You want catechetical? Perhaps there’s a powerful catechetical message in a place that’s a little dark, a little messy and cluttered, where people still light candles and say their prayers every day and into the night. It’s not a reason not to straighten it up and consider how the space can be more accessible and understandable to non-believers-- that’s essential-- but at the same time, there’s a coherence in Catholicism that is powerfully embodied in what the world sees as incoherence.
Finally-- if the Church shouldn’t be a museum-- as we often hear-- maybe... we shouldn’t make it into one.
And, yes, Dr Welborn does point out that Drouin et alii are rabid partisans of the modernist, Pauline Rite liturgical nonsense (not quite her words, ahem) who want to make any vestiges of the Traditional Rite disappear.
After a late Sext, it will be time for my walk.
In the Traditional Rite, today is the third day infra Octavam Immaculatae Conceptionis; but Pope Saint Melchiades is commemorated.

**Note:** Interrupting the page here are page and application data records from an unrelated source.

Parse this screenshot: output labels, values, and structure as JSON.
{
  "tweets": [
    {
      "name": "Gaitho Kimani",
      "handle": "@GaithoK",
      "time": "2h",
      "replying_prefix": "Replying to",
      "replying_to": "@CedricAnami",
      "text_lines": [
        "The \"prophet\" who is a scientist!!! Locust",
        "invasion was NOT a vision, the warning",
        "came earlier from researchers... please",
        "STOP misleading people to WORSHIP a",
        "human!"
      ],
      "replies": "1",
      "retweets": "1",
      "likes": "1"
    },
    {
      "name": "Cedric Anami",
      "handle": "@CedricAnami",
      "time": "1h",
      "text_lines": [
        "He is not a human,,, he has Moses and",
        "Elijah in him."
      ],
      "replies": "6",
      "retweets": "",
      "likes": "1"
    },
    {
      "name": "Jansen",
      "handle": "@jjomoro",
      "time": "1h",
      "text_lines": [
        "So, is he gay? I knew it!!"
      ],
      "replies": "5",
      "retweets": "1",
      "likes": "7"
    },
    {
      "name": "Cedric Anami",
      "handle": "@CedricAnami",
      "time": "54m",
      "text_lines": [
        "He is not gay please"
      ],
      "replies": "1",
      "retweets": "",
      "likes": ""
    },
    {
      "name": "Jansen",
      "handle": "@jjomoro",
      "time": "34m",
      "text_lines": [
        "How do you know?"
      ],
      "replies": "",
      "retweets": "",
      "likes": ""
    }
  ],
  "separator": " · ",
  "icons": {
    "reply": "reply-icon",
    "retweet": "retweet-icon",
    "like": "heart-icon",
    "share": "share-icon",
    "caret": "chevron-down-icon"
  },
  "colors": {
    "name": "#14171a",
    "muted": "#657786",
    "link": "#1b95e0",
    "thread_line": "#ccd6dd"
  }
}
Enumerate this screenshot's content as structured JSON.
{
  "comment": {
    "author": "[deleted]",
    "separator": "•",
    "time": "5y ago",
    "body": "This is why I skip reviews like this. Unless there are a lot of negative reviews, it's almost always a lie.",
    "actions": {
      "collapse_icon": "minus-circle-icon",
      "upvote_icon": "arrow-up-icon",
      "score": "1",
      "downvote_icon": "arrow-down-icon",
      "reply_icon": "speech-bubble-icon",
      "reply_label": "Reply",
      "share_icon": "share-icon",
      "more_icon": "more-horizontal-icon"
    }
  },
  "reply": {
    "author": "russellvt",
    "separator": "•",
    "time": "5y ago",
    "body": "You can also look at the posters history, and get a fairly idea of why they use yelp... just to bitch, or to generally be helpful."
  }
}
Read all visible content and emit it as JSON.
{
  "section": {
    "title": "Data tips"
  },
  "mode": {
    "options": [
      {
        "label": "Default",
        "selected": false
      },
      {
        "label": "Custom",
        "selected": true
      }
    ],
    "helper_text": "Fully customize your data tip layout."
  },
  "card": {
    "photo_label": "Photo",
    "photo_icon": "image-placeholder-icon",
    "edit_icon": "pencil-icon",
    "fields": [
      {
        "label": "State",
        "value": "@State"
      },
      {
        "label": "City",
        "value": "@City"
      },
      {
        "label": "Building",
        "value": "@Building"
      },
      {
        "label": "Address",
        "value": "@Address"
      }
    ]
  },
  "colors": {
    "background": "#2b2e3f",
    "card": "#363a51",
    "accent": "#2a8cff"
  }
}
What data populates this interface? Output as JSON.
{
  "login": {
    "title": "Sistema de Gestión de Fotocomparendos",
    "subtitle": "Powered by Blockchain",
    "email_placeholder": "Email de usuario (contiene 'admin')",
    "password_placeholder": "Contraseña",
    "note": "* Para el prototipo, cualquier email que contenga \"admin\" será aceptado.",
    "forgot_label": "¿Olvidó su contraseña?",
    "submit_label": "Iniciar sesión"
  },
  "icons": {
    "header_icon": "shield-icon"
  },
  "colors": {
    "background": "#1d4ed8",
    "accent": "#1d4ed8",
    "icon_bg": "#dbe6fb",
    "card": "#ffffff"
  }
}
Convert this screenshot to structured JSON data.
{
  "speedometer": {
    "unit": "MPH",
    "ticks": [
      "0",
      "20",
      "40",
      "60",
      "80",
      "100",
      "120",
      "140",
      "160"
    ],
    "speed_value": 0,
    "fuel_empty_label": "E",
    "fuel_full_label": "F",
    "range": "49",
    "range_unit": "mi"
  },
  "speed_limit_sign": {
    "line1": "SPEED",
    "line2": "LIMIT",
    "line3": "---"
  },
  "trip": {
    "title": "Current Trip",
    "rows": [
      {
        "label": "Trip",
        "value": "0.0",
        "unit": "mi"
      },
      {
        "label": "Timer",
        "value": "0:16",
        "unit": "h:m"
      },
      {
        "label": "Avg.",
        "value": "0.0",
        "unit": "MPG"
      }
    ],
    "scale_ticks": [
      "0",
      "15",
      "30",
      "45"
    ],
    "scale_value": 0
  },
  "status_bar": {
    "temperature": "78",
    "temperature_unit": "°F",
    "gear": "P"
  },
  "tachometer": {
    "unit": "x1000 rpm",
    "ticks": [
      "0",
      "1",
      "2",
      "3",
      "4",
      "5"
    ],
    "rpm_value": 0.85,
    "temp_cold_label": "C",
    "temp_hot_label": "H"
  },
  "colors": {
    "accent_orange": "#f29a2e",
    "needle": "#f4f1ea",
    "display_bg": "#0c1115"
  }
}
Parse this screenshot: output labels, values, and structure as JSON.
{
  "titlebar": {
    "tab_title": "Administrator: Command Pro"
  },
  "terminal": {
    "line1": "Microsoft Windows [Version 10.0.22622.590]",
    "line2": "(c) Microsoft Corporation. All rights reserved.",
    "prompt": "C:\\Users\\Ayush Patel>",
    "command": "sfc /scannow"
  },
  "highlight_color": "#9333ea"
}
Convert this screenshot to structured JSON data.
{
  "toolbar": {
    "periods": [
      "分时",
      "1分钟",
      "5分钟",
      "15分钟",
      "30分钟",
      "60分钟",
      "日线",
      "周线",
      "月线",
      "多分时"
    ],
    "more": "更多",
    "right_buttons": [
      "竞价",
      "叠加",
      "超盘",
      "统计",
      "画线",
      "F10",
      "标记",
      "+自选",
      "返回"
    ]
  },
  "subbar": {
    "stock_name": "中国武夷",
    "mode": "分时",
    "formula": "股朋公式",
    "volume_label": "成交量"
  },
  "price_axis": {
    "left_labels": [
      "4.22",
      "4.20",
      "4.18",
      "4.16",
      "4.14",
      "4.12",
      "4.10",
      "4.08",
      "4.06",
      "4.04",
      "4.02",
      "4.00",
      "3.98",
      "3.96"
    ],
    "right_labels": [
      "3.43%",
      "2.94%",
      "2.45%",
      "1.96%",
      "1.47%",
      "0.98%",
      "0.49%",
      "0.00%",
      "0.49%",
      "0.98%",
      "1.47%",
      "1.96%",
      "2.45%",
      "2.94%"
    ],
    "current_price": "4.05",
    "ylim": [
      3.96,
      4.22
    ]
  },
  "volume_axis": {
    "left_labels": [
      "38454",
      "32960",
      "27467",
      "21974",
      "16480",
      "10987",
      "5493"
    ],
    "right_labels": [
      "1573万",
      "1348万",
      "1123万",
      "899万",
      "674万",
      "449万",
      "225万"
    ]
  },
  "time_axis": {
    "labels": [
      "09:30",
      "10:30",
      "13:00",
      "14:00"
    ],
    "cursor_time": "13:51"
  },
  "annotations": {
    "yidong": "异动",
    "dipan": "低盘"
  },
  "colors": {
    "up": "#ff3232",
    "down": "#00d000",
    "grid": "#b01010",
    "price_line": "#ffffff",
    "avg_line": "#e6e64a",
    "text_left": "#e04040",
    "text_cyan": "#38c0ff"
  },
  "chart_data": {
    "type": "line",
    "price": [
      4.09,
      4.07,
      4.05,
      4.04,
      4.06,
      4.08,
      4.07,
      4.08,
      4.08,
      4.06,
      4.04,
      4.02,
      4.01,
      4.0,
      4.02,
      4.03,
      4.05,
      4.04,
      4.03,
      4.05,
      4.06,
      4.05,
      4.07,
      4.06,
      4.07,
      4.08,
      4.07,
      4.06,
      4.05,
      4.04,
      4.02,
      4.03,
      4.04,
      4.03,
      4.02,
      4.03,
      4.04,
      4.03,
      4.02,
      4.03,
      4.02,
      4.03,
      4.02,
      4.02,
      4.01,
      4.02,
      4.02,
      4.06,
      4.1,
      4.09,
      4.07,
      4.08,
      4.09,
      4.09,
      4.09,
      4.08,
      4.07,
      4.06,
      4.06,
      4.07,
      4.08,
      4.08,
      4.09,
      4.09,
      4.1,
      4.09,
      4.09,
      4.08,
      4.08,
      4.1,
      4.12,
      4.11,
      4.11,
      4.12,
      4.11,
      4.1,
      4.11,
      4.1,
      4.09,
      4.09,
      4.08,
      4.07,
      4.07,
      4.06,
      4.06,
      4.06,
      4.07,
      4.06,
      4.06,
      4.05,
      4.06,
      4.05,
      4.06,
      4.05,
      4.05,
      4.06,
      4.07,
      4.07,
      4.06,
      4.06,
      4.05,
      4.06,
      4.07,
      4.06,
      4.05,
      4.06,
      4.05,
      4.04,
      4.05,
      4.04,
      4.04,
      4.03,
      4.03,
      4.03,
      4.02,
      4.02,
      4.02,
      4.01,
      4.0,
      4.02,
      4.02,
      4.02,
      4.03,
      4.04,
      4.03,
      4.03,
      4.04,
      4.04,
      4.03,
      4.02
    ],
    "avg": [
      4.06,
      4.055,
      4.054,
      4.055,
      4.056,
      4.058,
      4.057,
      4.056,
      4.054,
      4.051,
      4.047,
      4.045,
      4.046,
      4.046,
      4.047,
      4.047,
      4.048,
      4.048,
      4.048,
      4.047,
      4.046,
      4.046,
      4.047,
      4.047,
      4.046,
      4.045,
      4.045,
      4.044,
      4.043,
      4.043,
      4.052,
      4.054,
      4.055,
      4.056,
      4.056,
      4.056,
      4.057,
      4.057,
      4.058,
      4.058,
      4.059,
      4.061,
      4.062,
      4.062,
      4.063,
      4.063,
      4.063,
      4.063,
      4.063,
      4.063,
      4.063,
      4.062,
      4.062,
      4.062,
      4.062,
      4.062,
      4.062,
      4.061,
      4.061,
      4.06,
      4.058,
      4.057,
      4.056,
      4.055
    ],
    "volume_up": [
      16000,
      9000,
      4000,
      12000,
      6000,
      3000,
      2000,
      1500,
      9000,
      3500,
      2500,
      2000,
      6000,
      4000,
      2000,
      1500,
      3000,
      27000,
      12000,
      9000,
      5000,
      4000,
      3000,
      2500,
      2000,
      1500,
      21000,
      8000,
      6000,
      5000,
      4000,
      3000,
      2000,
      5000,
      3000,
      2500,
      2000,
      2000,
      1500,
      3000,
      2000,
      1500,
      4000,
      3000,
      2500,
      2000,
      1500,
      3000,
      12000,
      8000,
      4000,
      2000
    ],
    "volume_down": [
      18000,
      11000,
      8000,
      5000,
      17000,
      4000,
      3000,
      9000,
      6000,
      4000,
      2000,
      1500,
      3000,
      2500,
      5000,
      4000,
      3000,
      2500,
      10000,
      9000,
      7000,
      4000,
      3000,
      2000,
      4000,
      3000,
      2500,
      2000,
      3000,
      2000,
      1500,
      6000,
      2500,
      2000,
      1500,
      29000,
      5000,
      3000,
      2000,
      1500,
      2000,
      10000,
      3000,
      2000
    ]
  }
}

Dom Prosper's edifying prose; I knew that the name of Saint Melchiades rang a small bell in the recesses of my memory for some reason but it took the page in l'Année liturgique to enlighten me: he is venerated as a martyr although he didn't shed his blood in martyrdom.
The Church makes Commemoration, on this same day within the Octave, of the holy Pope Melchiades. This illustrious Pontiff, whom St. Augustine calls the true child of the peace of Jesus Christ, the worthy Father of the Christian people, ascended the papal throne in the year 311, that is, during the very fiercest storm of persecution. It is on this account that he is honoured with the title of Martyr. Though he did not shed his blood for the name of Jesus, yet he shared in the glory of the Martyrs, by reason of the great trials he had to suffer during the persecution, which afflicted the entire Church. It was the same with many of his predecessors. But the Pontificate of Melchiades marks a very important period of the Church, the transition from persecution to peace. As early as the year 312, liberty had been granted to the Christian religion by Constantine. So that Melchiades had the glory of governing the Church at the commencement of her period of temporal prosperity. His name now graces the calendar of the liturgical year, and reminds us of that Peace which will soon descend upon us from heaven.
Deign then, Father of the Christian people, to pray for us to the Prince of Peace, that, in his approaching visit, he may quell our troubles, remove the obstacles to his grace, and reign as absolute Master over our heart, our mind, and our senses. Pray also that Peace may reign in the Holy City and Church of Rome, of which thou wast the Bishop, and which will honour thy venerable memory to the end of time: help her by thy intercession now that thou art face to face with God, and hear the prayers which she addresses to thee.
Infirmitatem nostram respice, omnipotens Deus, et quia pondus propriae actionis gravat, beati Melchiadis Martyris tui atque Pontiticis intercessio gloriosa nos protegat. Per Christum Dominum nostrum. Amen.
And tomorrow is the feast of Pope Saint Damasus.